17. Nehls C. Just a handful of social media comments can grab the attention of Congress, study shows. Connectivity website. http://connectivity.cqrollcall.com/just-a-handful-of-social-media-comments-can-grab-attention-of-congress-study-shows/. Published October 27, 2014. Accessed July 11, 2017.
18. Lassen DS, Brown AR. Twitter: the electoral connection? Soc Sci Comput Rev. 2011;29(4):419-436. doi: 10.1177/0894439310382749.
19. Bode L, Dalrymple KE. Politics in 140 characters or less: campaign communication, network interaction, and political participation on Twitter. J Polit Market. 2014:1-22. doi: 10.1080/15377857.2014.959686.
20. Bode L, Hanna A, Yang J, Shah DV. Candidate networks, citizen clusters, and political expression: strategic hashtag use in the 2010 midterms. Ann Am Acad Polit SS. 2015;659(1):149-165. doi: 10.1177/0002716214563923.
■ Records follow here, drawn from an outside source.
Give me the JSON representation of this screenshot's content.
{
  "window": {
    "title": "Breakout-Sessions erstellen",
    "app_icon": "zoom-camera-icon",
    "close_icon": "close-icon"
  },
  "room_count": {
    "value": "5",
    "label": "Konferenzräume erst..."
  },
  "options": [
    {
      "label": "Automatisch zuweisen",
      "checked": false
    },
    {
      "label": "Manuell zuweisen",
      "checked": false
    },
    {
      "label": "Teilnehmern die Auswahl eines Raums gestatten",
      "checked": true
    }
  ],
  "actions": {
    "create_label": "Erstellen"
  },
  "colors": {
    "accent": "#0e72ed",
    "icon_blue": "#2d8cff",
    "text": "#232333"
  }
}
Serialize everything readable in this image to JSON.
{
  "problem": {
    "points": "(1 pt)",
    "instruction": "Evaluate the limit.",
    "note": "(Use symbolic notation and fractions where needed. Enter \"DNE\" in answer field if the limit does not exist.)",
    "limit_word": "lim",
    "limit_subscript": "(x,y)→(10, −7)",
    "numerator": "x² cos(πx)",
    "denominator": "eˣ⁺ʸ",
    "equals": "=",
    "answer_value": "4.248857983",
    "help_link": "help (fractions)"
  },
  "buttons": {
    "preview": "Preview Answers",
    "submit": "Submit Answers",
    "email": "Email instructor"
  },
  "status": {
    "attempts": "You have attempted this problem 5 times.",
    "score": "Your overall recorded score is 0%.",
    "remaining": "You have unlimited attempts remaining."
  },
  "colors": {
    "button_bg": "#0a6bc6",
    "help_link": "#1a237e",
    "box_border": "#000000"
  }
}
21. Glassman ME, Straus JR, Shogan C. Social networking and constituent communications: members’ use of Twitter and Facebook during a two-month period in the 112th Congress. Congressional Research Service website. https://fas.org/sgp/crs/misc/R43018.pdf. Published March 22, 2013. Accessed July 11, 2017.
22. Kapp JM, Hensel B, Schnoring KT. Is Twitter a forum for disseminating research to health policy makers? Ann Epidemiol. 2015;25(12):883-887. doi: 10.1016/j.annepidem.2015.09.002.
23. Paek HM, Swiatek-Kelley J, O’Connell R, Brandt C. Qualitative study of patients’ perceptions of safety and risk related to electronic health records in a hospital. AMIA Annu Symp Proc. 2006:1054.
24. Kristof N. Smart minds, slim impact. The New York Times website. https://www.nytimes.com/2014/02/16/opinion/sunday/kristof-professors-we-need-you.html. Published February 16, 2014. Accessed July 11, 2017.
25. Edwards GC, Wood BD. Who influences whom? the president, Congress, and the media. Am Polit Sci Rev. 1999;93(2):327-344. doi: 10.2307/2585399.
26. Yanovitzky I. Effects of news coverage on policy attention and actions: a closer look into the media-policy connection. Communic Res. 2002;29(4):422-451.
27. Baumgartner FR, Jones BD. The Politics of Information: Problem Definition and the Course of Public Policy in America. Chicago, IL: University of Chicago Press; 2014.
28. Gold M. Pathways to the use of health services research in policy. Health Serv Res. 2009;44(4):1111-1136. doi: 10.1111/j.1475-6773.2009.00958.x.